(Entries from a dataset of interfaces)
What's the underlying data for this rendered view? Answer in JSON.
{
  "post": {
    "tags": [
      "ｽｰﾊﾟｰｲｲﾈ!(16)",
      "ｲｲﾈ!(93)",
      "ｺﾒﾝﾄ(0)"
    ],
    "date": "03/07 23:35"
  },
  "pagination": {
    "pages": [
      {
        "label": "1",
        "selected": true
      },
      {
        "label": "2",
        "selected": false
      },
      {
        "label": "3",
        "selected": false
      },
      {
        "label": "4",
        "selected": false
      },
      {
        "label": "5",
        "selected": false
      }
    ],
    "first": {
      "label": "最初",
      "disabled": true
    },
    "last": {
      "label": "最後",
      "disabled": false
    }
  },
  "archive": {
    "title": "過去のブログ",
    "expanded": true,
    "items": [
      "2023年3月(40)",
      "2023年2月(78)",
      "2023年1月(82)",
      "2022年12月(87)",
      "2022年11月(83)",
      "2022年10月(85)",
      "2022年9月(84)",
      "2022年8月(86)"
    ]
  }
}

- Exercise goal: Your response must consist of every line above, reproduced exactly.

- Written solution:
What's the underlying data for this rendered view? Answer in JSON.
{
  "post": {
    "tags": [
      "ｽｰﾊﾟｰｲｲﾈ!(16)",
      "ｲｲﾈ!(93)",
      "ｺﾒﾝﾄ(0)"
    ],
    "date": "03/07 23:35"
  },
  "pagination": {
    "pages": [
      {
        "label": "1",
        "selected": true
      },
      {
        "label": "2",
        "selected": false
      },
      {
        "label": "3",
        "selected": false
      },
      {
        "label": "4",
        "selected": false
      },
      {
        "label": "5",
        "selected": false
      }
    ],
    "first": {
      "label": "最初",
      "disabled": true
    },
    "last": {
      "label": "最後",
      "disabled": false
    }
  },
  "archive": {
    "title": "過去のブログ",
    "expanded": true,
    "items": [
      "2023年3月(40)",
      "2023年2月(78)",
      "2023年1月(82)",
      "2022年12月(87)",
      "2022年11月(83)",
      "2022年10月(85)",
      "2022年9月(84)",
      "2022年8月(86)"
    ]
  }
}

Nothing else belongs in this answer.